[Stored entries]
----

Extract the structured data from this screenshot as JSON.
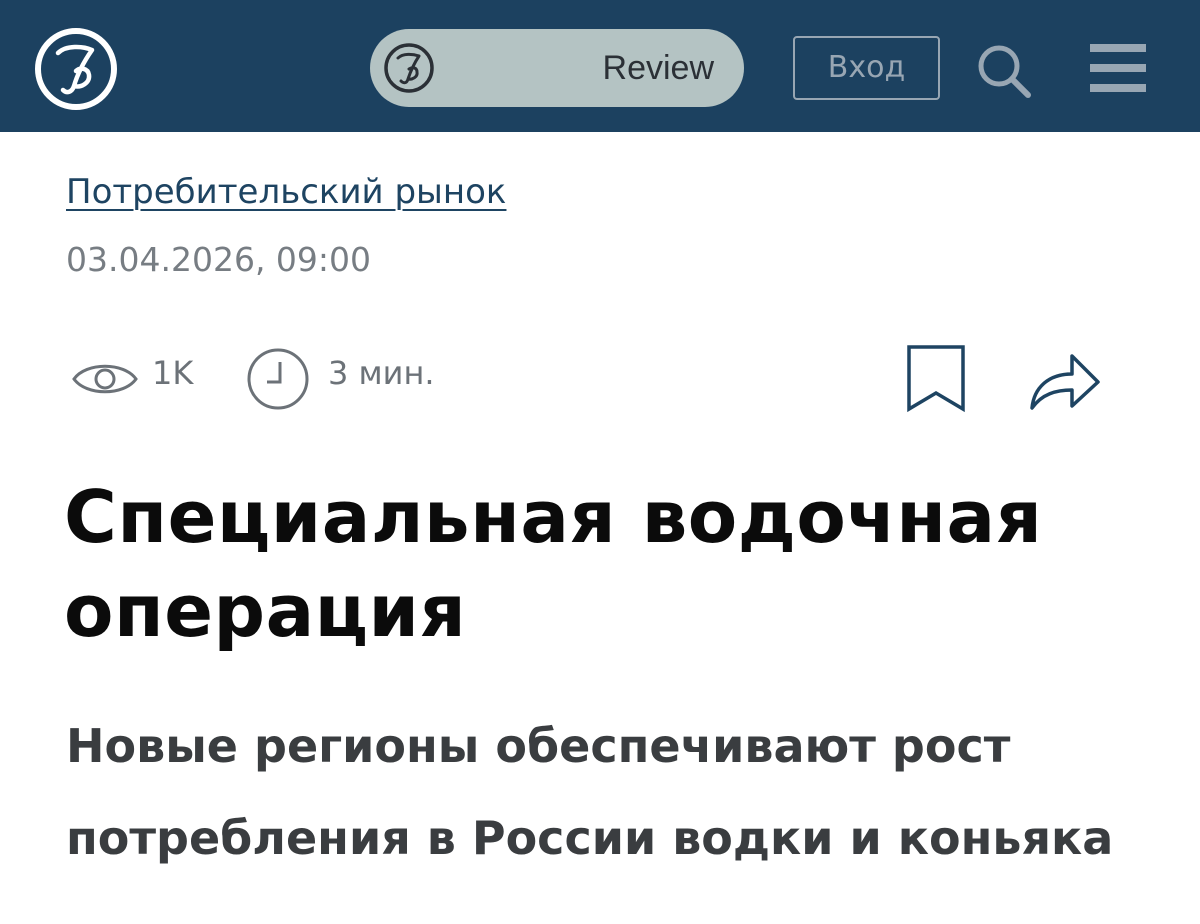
{
  "header": {
    "logo_icon": "kommersant-logo-icon",
    "review": {
      "label": "Review",
      "icon": "kommersant-logo-icon"
    },
    "login_label": "Вход",
    "search_icon": "search-icon",
    "menu_icon": "hamburger-menu-icon",
    "colors": {
      "background": "#1c4160",
      "pill": "#b4c3c3"
    }
  },
  "article": {
    "category": "Потребительский рынок",
    "datetime": "03.04.2026, 09:00",
    "views": "1K",
    "read_time": "3 мин.",
    "title": "Специальная водочная операция",
    "subtitle": "Новые регионы обеспечивают рост потребления в России водки и коньяка"
  },
  "icons": {
    "views": "eye-icon",
    "read_time": "clock-icon",
    "bookmark": "bookmark-icon",
    "share": "share-icon"
  }
}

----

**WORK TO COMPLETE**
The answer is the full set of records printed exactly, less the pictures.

**TASK RESULT**
Extract the structured data from this screenshot as JSON.
{
  "header": {
    "logo_icon": "kommersant-logo-icon",
    "review": {
      "label": "Review",
      "icon": "kommersant-logo-icon"
    },
    "login_label": "Вход",
    "search_icon": "search-icon",
    "menu_icon": "hamburger-menu-icon",
    "colors": {
      "background": "#1c4160",
      "pill": "#b4c3c3"
    }
  },
  "article": {
    "category": "Потребительский рынок",
    "datetime": "03.04.2026, 09:00",
    "views": "1K",
    "read_time": "3 мин.",
    "title": "Специальная водочная операция",
    "subtitle": "Новые регионы обеспечивают рост потребления в России водки и коньяка"
  },
  "icons": {
    "views": "eye-icon",
    "read_time": "clock-icon",
    "bookmark": "bookmark-icon",
    "share": "share-icon"
  }
}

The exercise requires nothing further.